by Jamie Whitehead
“It’s still real to me, dammit” were the words adorned upon a horribly put together abomination of luminous orange cardboard and black marker pen on the front row of WWE’s Wrestlemania 26. Professional Wrestling had long since departed from it’s self imposed bubble of it being ‘real’ and the worn-thin conceit that the two men (usually) in front of you generally did hate one another and waited until pre-arranged times, often at arenas in front of a large audience and television cameras, before attempting to settle their differences.
In my younger days, I was begrudgingly sent to the Cub Scouts by my parents. It was one of these Wednesday evenings I heard two of my fellow ‘enthusiasts’ enter into a debate about which was better, football or wrestling?
In the ‘Pro’ Wrestling corner (geddit?) lay the argument that you saw more than one match and… Well I forgot what else he said, it was twenty years ago. Football was represented with ‘You don’t know what’s going to happen’ an argument backed up by one of the group’s leaders before we continued with our duties. After all, there were knots to be tied and time was slipping away somewhat rapidly.
Over the inter-lapping twenty years, the face of football has changed somewhat dramatically in this country. Thanks to those loveable rogues at Sky Sports, the Premier League has gone from being essentially a re-branded Division One (The first season included Oldham Athletic and Norwich City finished third, earning themselves a UEFA Cup spot and setting them on the road to being the only British side to win an away win at Bayern Munich, a record which still stands to this day) to the all consuming monster it is today.
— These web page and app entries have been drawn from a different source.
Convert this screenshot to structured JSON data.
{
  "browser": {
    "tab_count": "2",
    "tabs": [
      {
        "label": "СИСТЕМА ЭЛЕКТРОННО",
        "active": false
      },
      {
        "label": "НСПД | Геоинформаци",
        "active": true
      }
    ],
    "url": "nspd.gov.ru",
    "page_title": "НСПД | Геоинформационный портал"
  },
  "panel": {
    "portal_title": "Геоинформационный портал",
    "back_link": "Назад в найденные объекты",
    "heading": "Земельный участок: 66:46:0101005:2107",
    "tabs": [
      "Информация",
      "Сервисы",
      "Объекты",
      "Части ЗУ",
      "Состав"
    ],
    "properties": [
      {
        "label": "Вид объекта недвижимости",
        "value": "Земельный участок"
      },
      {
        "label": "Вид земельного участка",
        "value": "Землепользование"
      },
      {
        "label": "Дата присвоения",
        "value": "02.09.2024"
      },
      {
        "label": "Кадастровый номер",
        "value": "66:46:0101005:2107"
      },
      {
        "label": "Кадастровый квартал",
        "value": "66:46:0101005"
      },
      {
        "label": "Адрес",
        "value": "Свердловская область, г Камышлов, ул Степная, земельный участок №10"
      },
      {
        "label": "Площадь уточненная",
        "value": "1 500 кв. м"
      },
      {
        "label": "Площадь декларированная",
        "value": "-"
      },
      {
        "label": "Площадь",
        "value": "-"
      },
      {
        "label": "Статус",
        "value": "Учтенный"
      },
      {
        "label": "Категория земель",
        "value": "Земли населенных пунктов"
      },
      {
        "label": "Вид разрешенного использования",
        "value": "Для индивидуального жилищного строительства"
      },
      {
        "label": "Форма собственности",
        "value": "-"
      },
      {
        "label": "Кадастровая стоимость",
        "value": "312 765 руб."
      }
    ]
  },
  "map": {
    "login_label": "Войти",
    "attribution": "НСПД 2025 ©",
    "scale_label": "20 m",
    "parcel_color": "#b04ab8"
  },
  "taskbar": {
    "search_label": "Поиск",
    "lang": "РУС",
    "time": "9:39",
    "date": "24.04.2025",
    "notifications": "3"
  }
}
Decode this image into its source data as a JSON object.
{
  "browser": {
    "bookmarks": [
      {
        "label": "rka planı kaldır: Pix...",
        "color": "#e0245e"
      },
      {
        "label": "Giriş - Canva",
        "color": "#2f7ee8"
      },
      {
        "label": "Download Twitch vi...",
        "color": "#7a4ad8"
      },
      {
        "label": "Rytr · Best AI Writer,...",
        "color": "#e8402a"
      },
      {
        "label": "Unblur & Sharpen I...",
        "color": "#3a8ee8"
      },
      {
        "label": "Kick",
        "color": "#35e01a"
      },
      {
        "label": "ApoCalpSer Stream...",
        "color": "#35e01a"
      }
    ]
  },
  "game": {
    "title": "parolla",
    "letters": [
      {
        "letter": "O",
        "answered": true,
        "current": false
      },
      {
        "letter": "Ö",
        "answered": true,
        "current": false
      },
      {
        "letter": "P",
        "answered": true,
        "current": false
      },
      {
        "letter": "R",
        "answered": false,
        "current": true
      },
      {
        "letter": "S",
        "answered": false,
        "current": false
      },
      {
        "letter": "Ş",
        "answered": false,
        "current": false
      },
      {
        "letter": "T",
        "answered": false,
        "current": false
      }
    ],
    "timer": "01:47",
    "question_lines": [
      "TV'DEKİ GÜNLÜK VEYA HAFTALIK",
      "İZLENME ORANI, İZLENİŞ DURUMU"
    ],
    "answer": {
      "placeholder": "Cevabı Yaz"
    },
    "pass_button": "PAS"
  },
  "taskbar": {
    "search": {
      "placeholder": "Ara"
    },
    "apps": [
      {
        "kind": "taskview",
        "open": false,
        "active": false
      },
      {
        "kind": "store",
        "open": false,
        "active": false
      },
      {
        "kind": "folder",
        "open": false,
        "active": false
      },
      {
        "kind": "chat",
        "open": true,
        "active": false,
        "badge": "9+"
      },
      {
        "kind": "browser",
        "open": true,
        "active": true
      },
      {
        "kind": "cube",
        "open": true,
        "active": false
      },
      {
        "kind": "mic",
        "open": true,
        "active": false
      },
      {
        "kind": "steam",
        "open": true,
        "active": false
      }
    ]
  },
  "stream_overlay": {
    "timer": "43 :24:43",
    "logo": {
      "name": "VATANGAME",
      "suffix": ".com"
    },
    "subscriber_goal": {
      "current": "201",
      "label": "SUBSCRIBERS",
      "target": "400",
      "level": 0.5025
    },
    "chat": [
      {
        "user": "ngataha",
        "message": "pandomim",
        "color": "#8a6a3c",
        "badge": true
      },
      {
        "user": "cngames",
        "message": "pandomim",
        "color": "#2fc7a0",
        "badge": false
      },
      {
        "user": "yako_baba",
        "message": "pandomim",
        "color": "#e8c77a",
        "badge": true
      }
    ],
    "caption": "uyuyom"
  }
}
Ironically, the FA were adamant at the time of the league’s formation that the ‘FA Carling Premiership’ (as it was then known) would be a great benefit to the national team, and by the time of the new millennium, England would once again be at the top of the world. Riiiiigggghhhhhttttt…..
Somewhere, in the deepest, darkest corners of the Premier League HQ, sits a team of writers.
Wrestling enjoyed a second ‘boom period’ in the mid to late 90’s with the now legendary ‘Monday Night Wars’ dominating television schedules in the United States as one company swallowed and destroyed all of it’s competitors. Sound familiar?
As wrestling (somehow) managed to get a little more believable, the changes in the Premier League over the last few years especially could be described as anything but. Whoever would have thought as Alan Shearer and Tim Sherwood held aloft the Premier League trophy in front of Liverpool’s Anfield Road End that the following fifteen years would bring us; Russian Oligarchs, Wigan in the top flight, Bolton Wanderers vs Bayern Munich, an owner called Randy, Manchester United in more debt than most of the third world, £55,000 a week being described as an ‘insulting’ salary, Liverpool’s 2005 European Cup win, Sheikh Mansour, Massimo Taibi, Game 39, Sven, Wags and the Players’ Player, the ever reliable John Terry before the whole cycle came full circle and Blackburn were bought by a group of fried chicken connoisseurs?
Yep, football in England, so bizarre, it had to have been made up.
Somewhere, in the deepest, darkest corners of the Premier League HQ, sits a team of writers who are slowly putting together the Soap Opera of our Lives. WWE calls these people ‘Creatives’ The Premier League probably calls them ‘Experiential Life Coaches’ or some other such nonsense.